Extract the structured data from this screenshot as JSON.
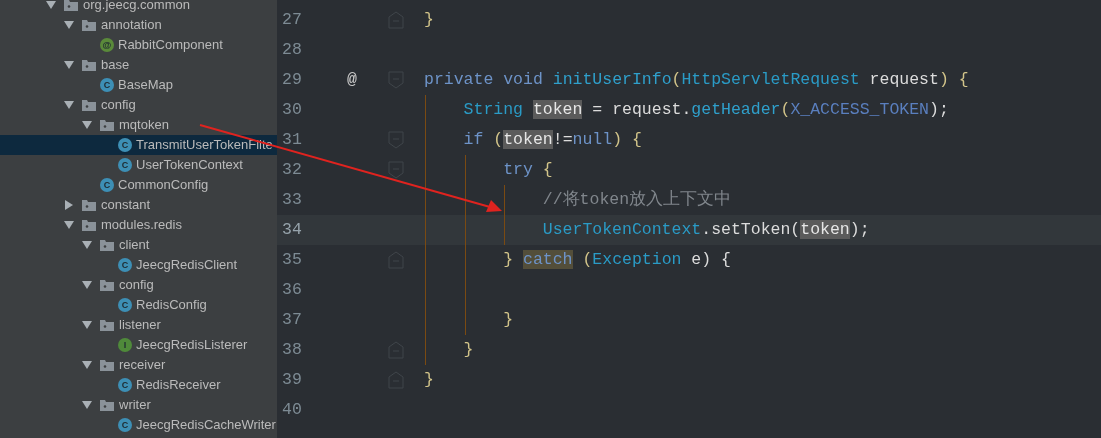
{
  "project_tree": [
    {
      "label": "org.jeecg.common",
      "kind": "package",
      "expanded": true,
      "selected": false,
      "children": [
        {
          "label": "annotation",
          "kind": "package",
          "expanded": true,
          "selected": false,
          "children": [
            {
              "label": "RabbitComponent",
              "kind": "annotation",
              "badge": "@",
              "selected": false
            }
          ]
        },
        {
          "label": "base",
          "kind": "package",
          "expanded": true,
          "selected": false,
          "children": [
            {
              "label": "BaseMap",
              "kind": "class",
              "badge": "C",
              "selected": false
            }
          ]
        },
        {
          "label": "config",
          "kind": "package",
          "expanded": true,
          "selected": false,
          "children": [
            {
              "label": "mqtoken",
              "kind": "package",
              "expanded": true,
              "selected": false,
              "children": [
                {
                  "label": "TransmitUserTokenFilte",
                  "kind": "class",
                  "badge": "C",
                  "selected": true
                },
                {
                  "label": "UserTokenContext",
                  "kind": "class",
                  "badge": "C",
                  "selected": false
                }
              ]
            },
            {
              "label": "CommonConfig",
              "kind": "class",
              "badge": "C",
              "selected": false
            }
          ]
        },
        {
          "label": "constant",
          "kind": "package",
          "expanded": false,
          "selected": false
        },
        {
          "label": "modules.redis",
          "kind": "package",
          "expanded": true,
          "selected": false,
          "children": [
            {
              "label": "client",
              "kind": "package",
              "expanded": true,
              "selected": false,
              "children": [
                {
                  "label": "JeecgRedisClient",
                  "kind": "class",
                  "badge": "C",
                  "selected": false
                }
              ]
            },
            {
              "label": "config",
              "kind": "package",
              "expanded": true,
              "selected": false,
              "children": [
                {
                  "label": "RedisConfig",
                  "kind": "class",
                  "badge": "C",
                  "selected": false
                }
              ]
            },
            {
              "label": "listener",
              "kind": "package",
              "expanded": true,
              "selected": false,
              "children": [
                {
                  "label": "JeecgRedisListerer",
                  "kind": "interface",
                  "badge": "I",
                  "selected": false
                }
              ]
            },
            {
              "label": "receiver",
              "kind": "package",
              "expanded": true,
              "selected": false,
              "children": [
                {
                  "label": "RedisReceiver",
                  "kind": "class",
                  "badge": "C",
                  "selected": false
                }
              ]
            },
            {
              "label": "writer",
              "kind": "package",
              "expanded": true,
              "selected": false,
              "children": [
                {
                  "label": "JeecgRedisCacheWriter",
                  "kind": "class",
                  "badge": "C",
                  "selected": false
                }
              ]
            }
          ]
        }
      ]
    }
  ],
  "editor": {
    "lines": [
      {
        "number": "27",
        "current": false,
        "fold": {
          "kind": "end"
        },
        "tokens": [
          {
            "text": "}",
            "kind": "brace"
          }
        ]
      },
      {
        "number": "28",
        "current": false
      },
      {
        "number": "29",
        "current": false,
        "gutter_mark": "@",
        "fold": {
          "kind": "start"
        },
        "tokens": [
          {
            "text": "private void ",
            "kind": "keyword"
          },
          {
            "text": "initUserInfo",
            "kind": "method"
          },
          {
            "text": "(",
            "kind": "brace"
          },
          {
            "text": "HttpServletRequest",
            "kind": "type"
          },
          {
            "text": " request",
            "kind": "plain"
          },
          {
            "text": ") {",
            "kind": "brace"
          }
        ],
        "children": [
          {
            "number": "30",
            "current": false,
            "tokens": [
              {
                "text": "String ",
                "kind": "type"
              },
              {
                "text": "token",
                "kind": "usage"
              },
              {
                "text": " = request.",
                "kind": "plain"
              },
              {
                "text": "getHeader",
                "kind": "method"
              },
              {
                "text": "(",
                "kind": "brace"
              },
              {
                "text": "X_ACCESS_TOKEN",
                "kind": "constant"
              },
              {
                "text": ");",
                "kind": "plain"
              }
            ]
          },
          {
            "number": "31",
            "current": false,
            "fold": {
              "kind": "start"
            },
            "tokens": [
              {
                "text": "if",
                "kind": "keyword"
              },
              {
                "text": " (",
                "kind": "brace"
              },
              {
                "text": "token",
                "kind": "usage"
              },
              {
                "text": "!=",
                "kind": "plain"
              },
              {
                "text": "null",
                "kind": "keyword"
              },
              {
                "text": ") {",
                "kind": "brace"
              }
            ],
            "children": [
              {
                "number": "32",
                "current": false,
                "fold": {
                  "kind": "start"
                },
                "tokens": [
                  {
                    "text": "try",
                    "kind": "keyword"
                  },
                  {
                    "text": " {",
                    "kind": "brace"
                  }
                ],
                "children": [
                  {
                    "number": "33",
                    "current": false,
                    "tokens": [
                      {
                        "text": "//将token放入上下文中",
                        "kind": "comment"
                      }
                    ]
                  },
                  {
                    "number": "34",
                    "current": true,
                    "tokens": [
                      {
                        "text": "UserTokenContext",
                        "kind": "type"
                      },
                      {
                        "text": ".setToken(",
                        "kind": "plain"
                      },
                      {
                        "text": "token",
                        "kind": "usage"
                      },
                      {
                        "text": ");",
                        "kind": "plain"
                      }
                    ]
                  }
                ]
              },
              {
                "number": "35",
                "current": false,
                "fold": {
                  "kind": "end"
                },
                "tokens": [
                  {
                    "text": "} ",
                    "kind": "brace"
                  },
                  {
                    "text": "catch",
                    "kind": "match"
                  },
                  {
                    "text": " (",
                    "kind": "brace"
                  },
                  {
                    "text": "Exception",
                    "kind": "type"
                  },
                  {
                    "text": " e) {",
                    "kind": "plain"
                  }
                ],
                "children": [
                  {
                    "number": "36",
                    "current": false
                  }
                ]
              },
              {
                "number": "37",
                "current": false,
                "tokens": [
                  {
                    "text": "}",
                    "kind": "brace"
                  }
                ]
              }
            ]
          },
          {
            "number": "38",
            "current": false,
            "fold": {
              "kind": "end"
            },
            "tokens": [
              {
                "text": "}",
                "kind": "brace"
              }
            ]
          }
        ]
      },
      {
        "number": "39",
        "current": false,
        "fold": {
          "kind": "end"
        },
        "tokens": [
          {
            "text": "}",
            "kind": "brace"
          }
        ]
      },
      {
        "number": "40",
        "current": false
      }
    ]
  }
}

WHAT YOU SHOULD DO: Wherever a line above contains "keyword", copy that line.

OUTPUT FOR THIS EXERCISE:
            "kind": "keyword"
                "kind": "keyword"
                "kind": "keyword"
                    "kind": "keyword"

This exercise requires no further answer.